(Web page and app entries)
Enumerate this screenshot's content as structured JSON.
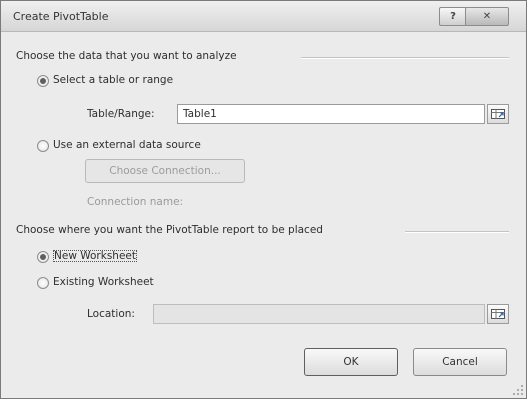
{
  "dialog": {
    "title": "Create PivotTable",
    "close_glyph": "✕",
    "help_glyph": "?"
  },
  "data_section": {
    "heading": "Choose the data that you want to analyze",
    "option_table": "Select a table or range",
    "table_range_label": "Table/Range:",
    "table_range_value": "Table1",
    "option_external": "Use an external data source",
    "choose_connection_button": "Choose Connection...",
    "connection_name_label": "Connection name:"
  },
  "placement_section": {
    "heading": "Choose where you want the PivotTable report to be placed",
    "option_new": "New Worksheet",
    "option_existing": "Existing Worksheet",
    "location_label": "Location:",
    "location_value": ""
  },
  "buttons": {
    "ok": "OK",
    "cancel": "Cancel"
  },
  "icons": {
    "range_picker": "range-picker-icon"
  },
  "state": {
    "data_source": "table",
    "placement": "new"
  }
}
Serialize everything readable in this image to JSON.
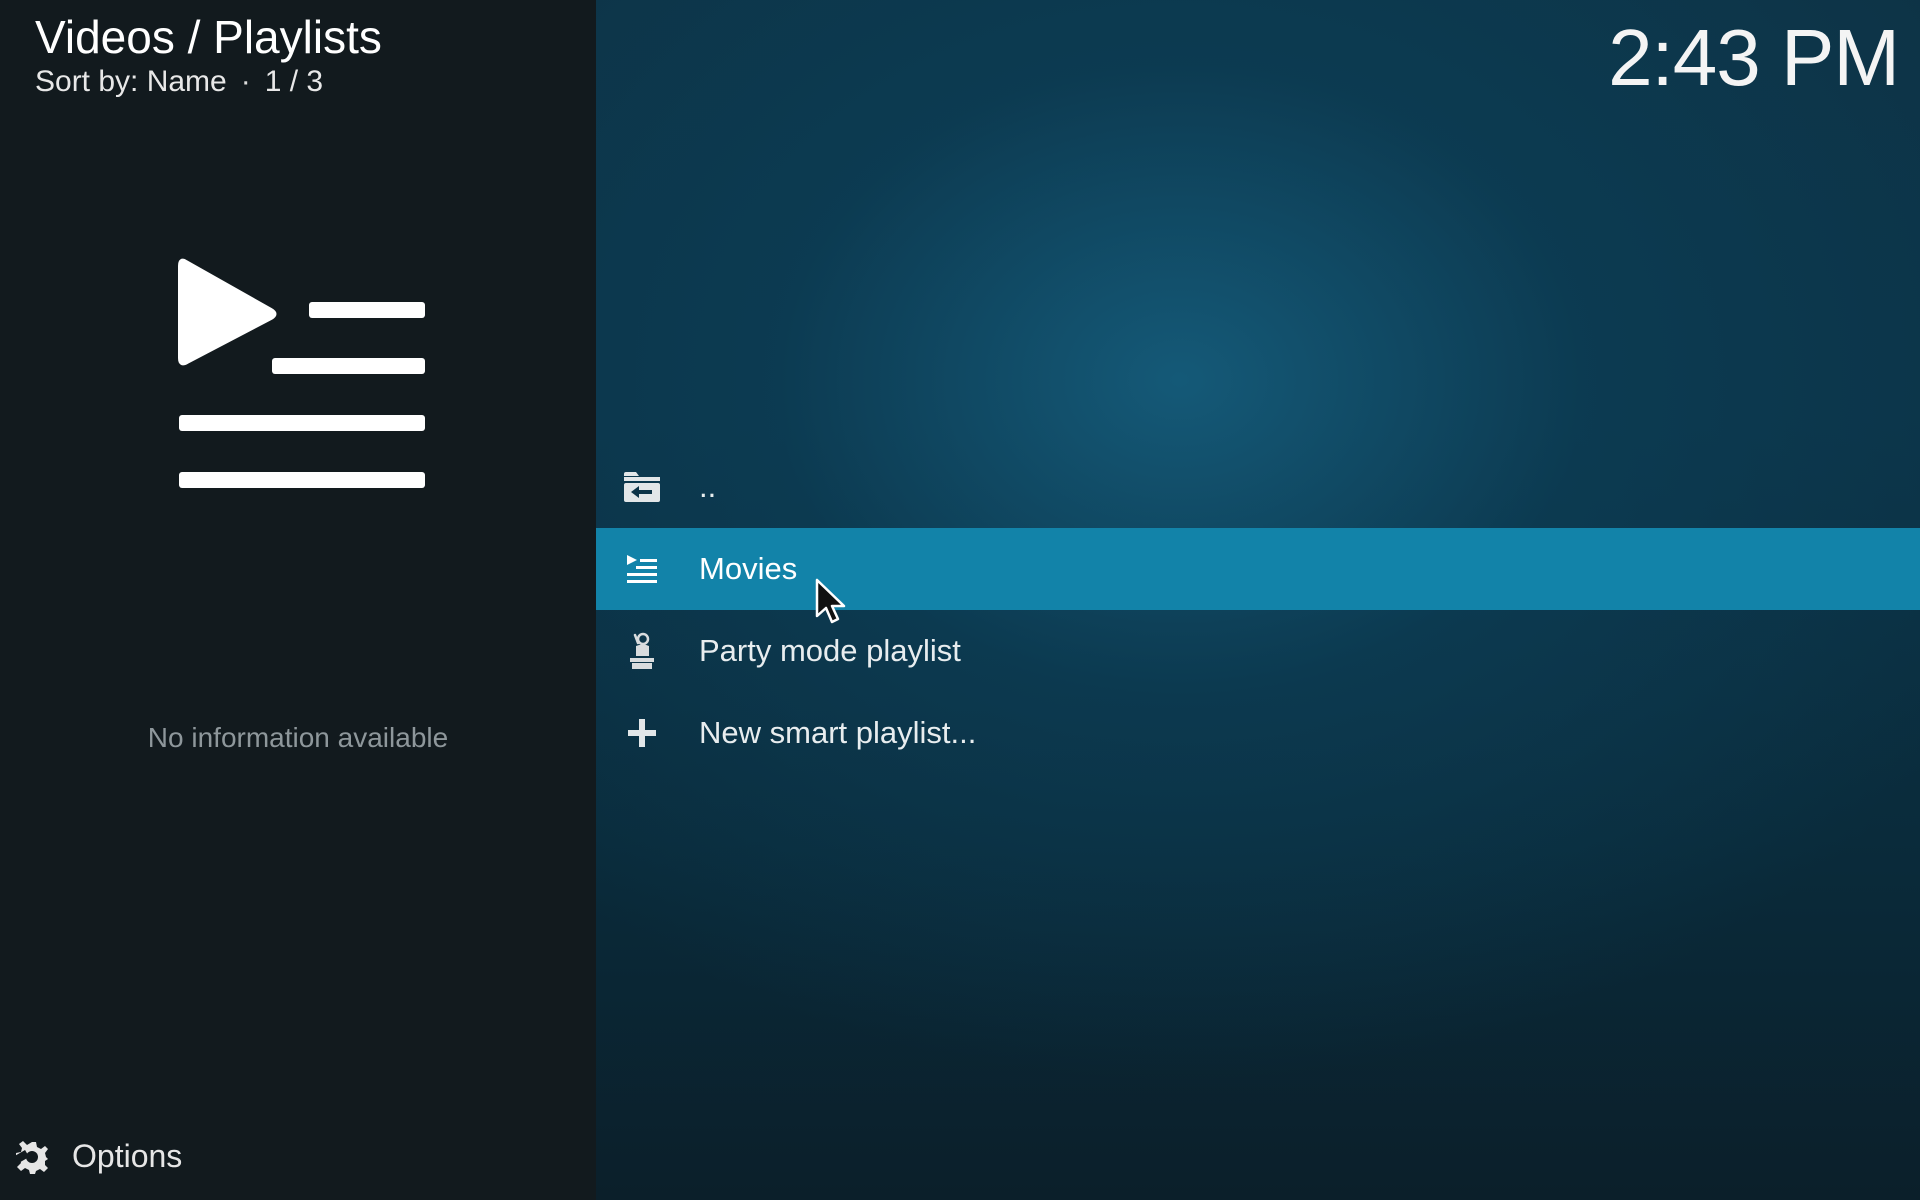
{
  "header": {
    "breadcrumb": "Videos / Playlists",
    "sort_label": "Sort by: Name",
    "separator": "·",
    "position": "1 / 3"
  },
  "clock": "2:43 PM",
  "info_panel": {
    "no_info_text": "No information available"
  },
  "options": {
    "label": "Options",
    "icon": "gear-icon"
  },
  "list": {
    "items": [
      {
        "label": "..",
        "icon": "folder-back-icon"
      },
      {
        "label": "Movies",
        "icon": "playlist-icon",
        "focused": true
      },
      {
        "label": "Party mode playlist",
        "icon": "party-mode-icon"
      },
      {
        "label": "New smart playlist...",
        "icon": "plus-icon"
      }
    ]
  },
  "colors": {
    "focus_accent": "#1283a9",
    "side_panel": "#121a1e",
    "background": "#0c3347"
  }
}
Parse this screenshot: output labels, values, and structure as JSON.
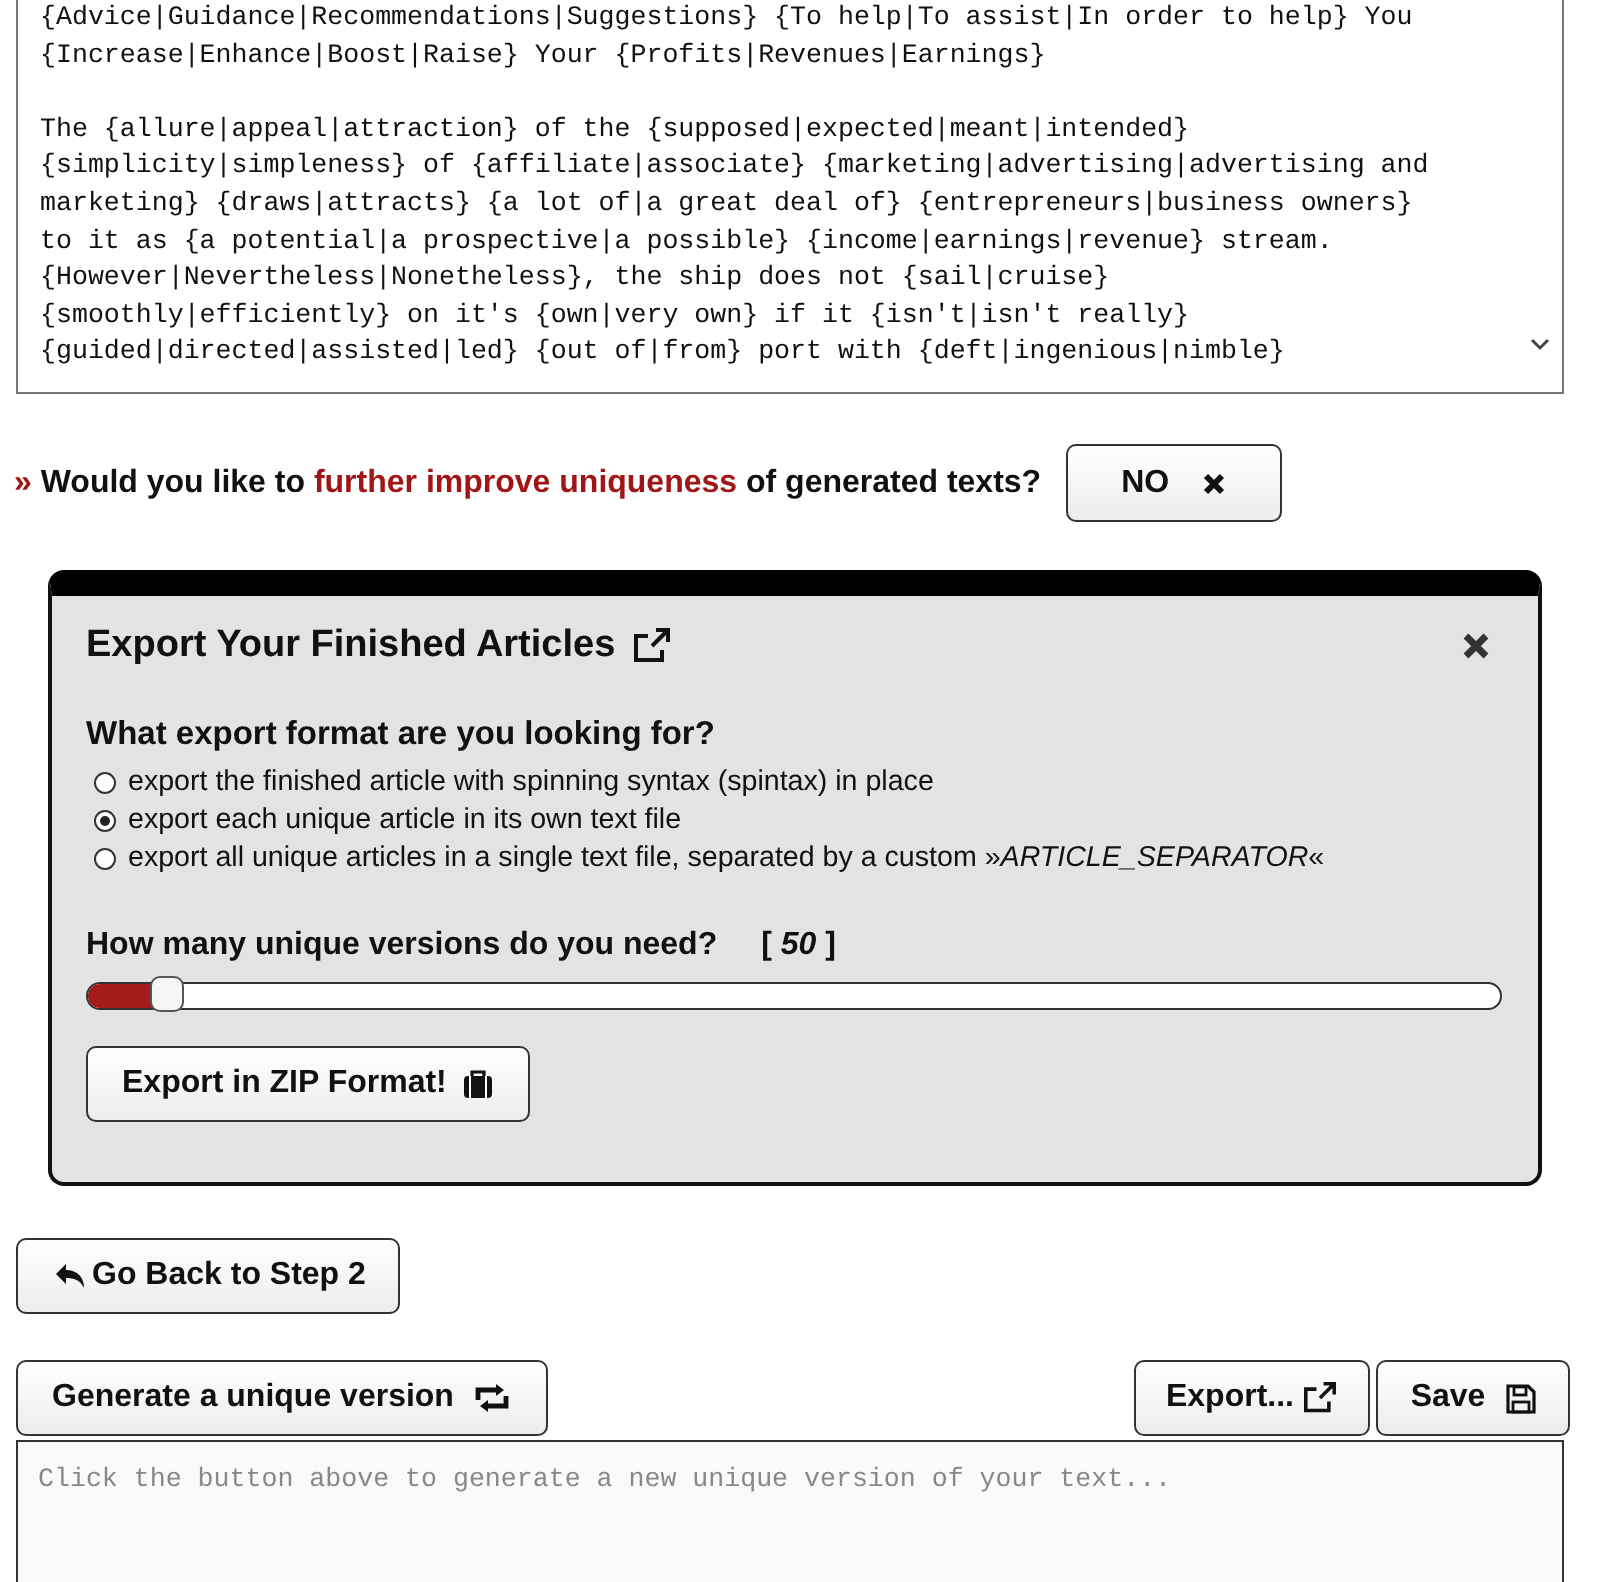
{
  "source_text": {
    "paragraphs": [
      [
        "{Advice|Guidance|Recommendations|Suggestions} {To help|To assist|In order to help} You",
        "{Increase|Enhance|Boost|Raise} Your {Profits|Revenues|Earnings}"
      ],
      [
        "The {allure|appeal|attraction} of the {supposed|expected|meant|intended}",
        "{simplicity|simpleness} of {affiliate|associate} {marketing|advertising|advertising and",
        "marketing} {draws|attracts} {a lot of|a great deal of} {entrepreneurs|business owners}",
        "to it as {a potential|a prospective|a possible} {income|earnings|revenue} stream.",
        "{However|Nevertheless|Nonetheless}, the ship does not {sail|cruise}",
        "{smoothly|efficiently} on it's {own|very own} if it {isn't|isn't really}",
        "{guided|directed|assisted|led} {out of|from} port with {deft|ingenious|nimble}"
      ]
    ]
  },
  "uniqueness_question": {
    "marker": "»",
    "before": "Would you like to",
    "highlight": "further improve uniqueness",
    "after": "of generated texts?",
    "button": "NO"
  },
  "export_panel": {
    "title": "Export Your Finished Articles",
    "format_question": "What export format are you looking for?",
    "options": [
      {
        "label": "export the finished article with spinning syntax (spintax) in place",
        "selected": false
      },
      {
        "label": "export each unique article in its own text file",
        "selected": true
      },
      {
        "label": "export all unique articles in a single text file, separated by a custom »*ARTICLE_SEPARATOR*«",
        "selected": false
      }
    ],
    "versions_label": "How many unique versions do you need?",
    "versions_count": "[ *50* ]",
    "level": 0.05,
    "zip_button": "Export in ZIP Format!"
  },
  "back_button": "Go Back to Step 2",
  "generate_button": "Generate a unique version",
  "export_button": "Export...",
  "save_button": "Save",
  "output": {
    "placeholder": "Click the button above to generate a new unique version of your text..."
  }
}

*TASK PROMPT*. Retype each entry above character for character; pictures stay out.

*SOLVED EXERCISE*.
Enumerate this screenshot's content as structured JSON.
{
  "dialog": {
    "title": "Create PivotTable",
    "close_glyph": "✕",
    "help_glyph": "?"
  },
  "data_section": {
    "heading": "Choose the data that you want to analyze",
    "option_table": "Select a table or range",
    "table_range_label": "Table/Range:",
    "table_range_value": "Table1",
    "option_external": "Use an external data source",
    "choose_connection_button": "Choose Connection...",
    "connection_name_label": "Connection name:"
  },
  "placement_section": {
    "heading": "Choose where you want the PivotTable report to be placed",
    "option_new": "New Worksheet",
    "option_existing": "Existing Worksheet",
    "location_label": "Location:",
    "location_value": ""
  },
  "buttons": {
    "ok": "OK",
    "cancel": "Cancel"
  },
  "icons": {
    "range_picker": "range-picker-icon"
  },
  "state": {
    "data_source": "table",
    "placement": "new"
  }
}
Serialize everything readable in this image to JSON.
{
  "header": {
    "breadcrumb": "Videos / Playlists",
    "sort_label": "Sort by: Name",
    "separator": "·",
    "position": "1 / 3"
  },
  "clock": "2:43 PM",
  "info_panel": {
    "no_info_text": "No information available"
  },
  "options": {
    "label": "Options",
    "icon": "gear-icon"
  },
  "list": {
    "items": [
      {
        "label": "..",
        "icon": "folder-back-icon"
      },
      {
        "label": "Movies",
        "icon": "playlist-icon",
        "focused": true
      },
      {
        "label": "Party mode playlist",
        "icon": "party-mode-icon"
      },
      {
        "label": "New smart playlist...",
        "icon": "plus-icon"
      }
    ]
  },
  "colors": {
    "focus_accent": "#1283a9",
    "side_panel": "#121a1e",
    "background": "#0c3347"
  }
}
Parse this screenshot: output labels, values, and structure as JSON.
{
  "source_text": {
    "paragraphs": [
      [
        "{Advice|Guidance|Recommendations|Suggestions} {To help|To assist|In order to help} You",
        "{Increase|Enhance|Boost|Raise} Your {Profits|Revenues|Earnings}"
      ],
      [
        "The {allure|appeal|attraction} of the {supposed|expected|meant|intended}",
        "{simplicity|simpleness} of {affiliate|associate} {marketing|advertising|advertising and",
        "marketing} {draws|attracts} {a lot of|a great deal of} {entrepreneurs|business owners}",
        "to it as {a potential|a prospective|a possible} {income|earnings|revenue} stream.",
        "{However|Nevertheless|Nonetheless}, the ship does not {sail|cruise}",
        "{smoothly|efficiently} on it's {own|very own} if it {isn't|isn't really}",
        "{guided|directed|assisted|led} {out of|from} port with {deft|ingenious|nimble}"
      ]
    ]
  },
  "uniqueness_question": {
    "marker": "»",
    "before": "Would you like to",
    "highlight": "further improve uniqueness",
    "after": "of generated texts?",
    "button": "NO"
  },
  "export_panel": {
    "title": "Export Your Finished Articles",
    "format_question": "What export format are you looking for?",
    "options": [
      {
        "label": "export the finished article with spinning syntax (spintax) in place",
        "selected": false
      },
      {
        "label": "export each unique article in its own text file",
        "selected": true
      },
      {
        "label": "export all unique articles in a single text file, separated by a custom »*ARTICLE_SEPARATOR*«",
        "selected": false
      }
    ],
    "versions_label": "How many unique versions do you need?",
    "versions_count": "[ *50* ]",
    "level": 0.05,
    "zip_button": "Export in ZIP Format!"
  },
  "back_button": "Go Back to Step 2",
  "generate_button": "Generate a unique version",
  "export_button": "Export...",
  "save_button": "Save",
  "output": {
    "placeholder": "Click the button above to generate a new unique version of your text..."
  }
}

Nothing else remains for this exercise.